The public debt management agency, PDMA, said bondholders now have until 1200 GMT (7 a.m. EST) on Tuesday to make up their minds.
The program aims to cut some €20 billion ($25.81 billion) from the crisis-hit country's debt load and ensure it continues to get its international bailout loans. The original deadline expired on Friday, with Greece's largest banks saying they would participate.
The government plans to spend about €10 billion in European funds on the buyback, offering between 30 and 40 percent of the bonds' face value. The bonds were trading at even lower prices than that on the secondary market, and Athens hopes investors will leap to the offer as many bought the bonds at less than half that price amid the political uncertainty that plagued Greece in the summer.
PDMA head Stelios Papadopoulos insisted Monday that bondholders are being offered a good deal, and said efforts will continue to get the country's bloated debt back to a manageable course.
"Investors should bear in mind that even if Greece accepts all bonds tendered in the Invitation, it will continue to engage with its official sector creditors in considering further steps to put its debt on a sustainable path," he said. "Future measures may not involve an opportunity to exit investments in (designated Greek bonds) at the levels offered for this buyback."
Government officials in Athens refused to comment on local media reports that the face value of bonds offered for sale so far has reached between €26 billion and €27 billion.
Greece's financial crisis started three years ago when it admitted its budget deficit would be more than three times bigger than forecast. After it became impossible to raise money on the international bond markets, the country came to depend on rescue loans from its European partners and the International Monetary Fund, adopting harsh austerity measures to secure the funds.
The hugely unpopular cutbacks contributed to a recession that has wiped a fifth off the country's output since 2008, while unemployment is at 26 percent — the worst in decades.
Greece is hoping on Thursday to receive a €34 billion rescue loan installment, after a six-month delay caused by two national elections and long-dragging negotiations with the EU, IMF and European Central Bank over further demanded cutbacks. Although Athens has now adopted the spending, welfare and income cuts — coupled with new tax hikes — to get the money it still has to tie up the debt buyback over the next few days and table new tax laws on Tuesday.
EU Commission spokesman Simon O' Connor insisted Monday that success of the bond deal is "an integral part" of last month's agreement to trim the Greek debt — which is set to reach 190 percent of GDP next year — and unfreeze the bailout cash.
"We are confident that there is still scope for additional tenders by domestic and international investors," he said.
Greece's biggest banks have said they will participate in the buyback, without specifying to what degree. Domestic lenders have already been clobbered earlier this year by Greece's write-off on bonds held by private sector investors, but need the buyback to succeed as most of the forthcoming bailout funds are earmarked for their recapitalization.
The Greek banks hold about a quarter of all the eligible bonds, which have a total face value of €63 billion.

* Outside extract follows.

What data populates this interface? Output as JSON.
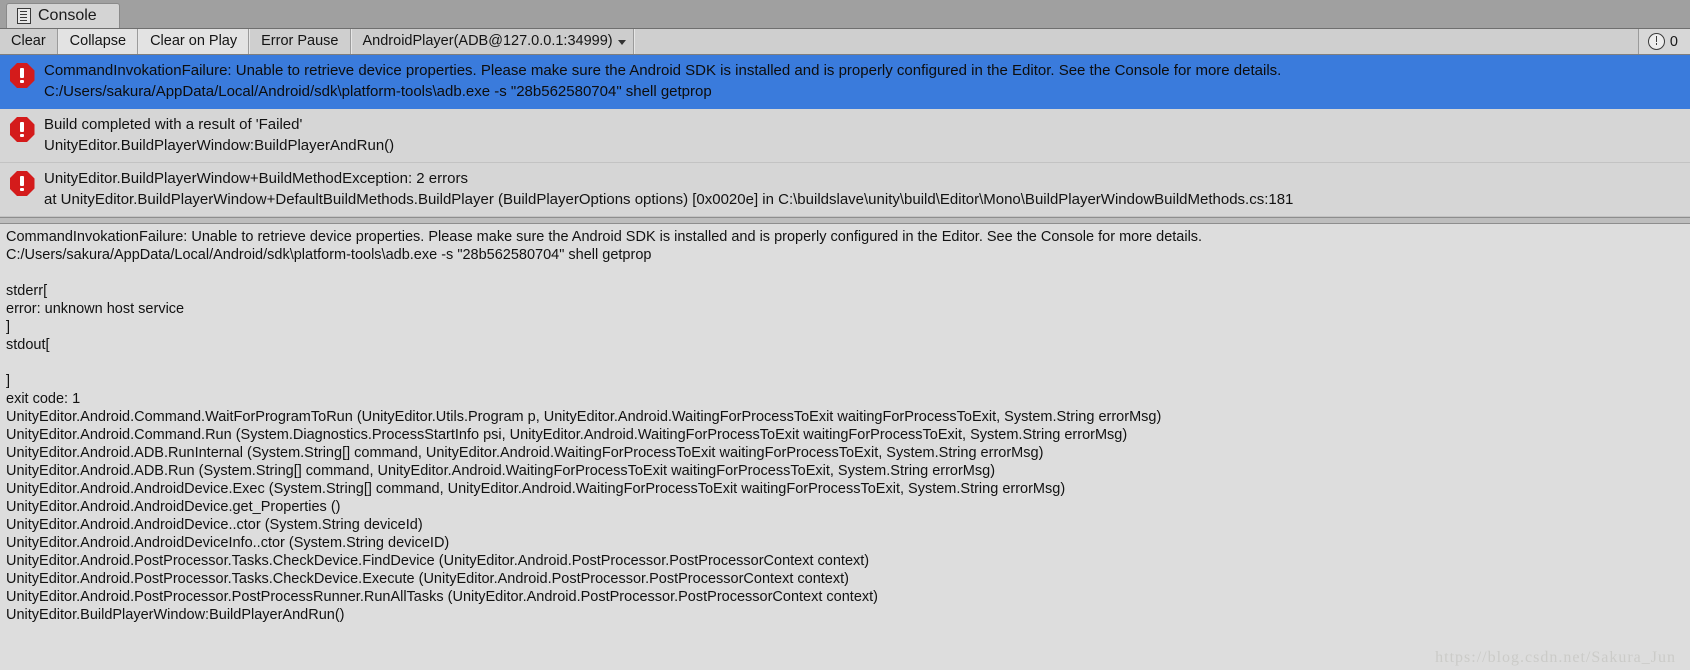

International hedge funds own an estimated €15 billion to €25 billion.
Prime Minister Antonis Samaras was upbeat Sunday on the deal's prospects.
"I am convinced that by Monday or Tuesday, one will be able to say with relative certainty that things have gone very well," he said.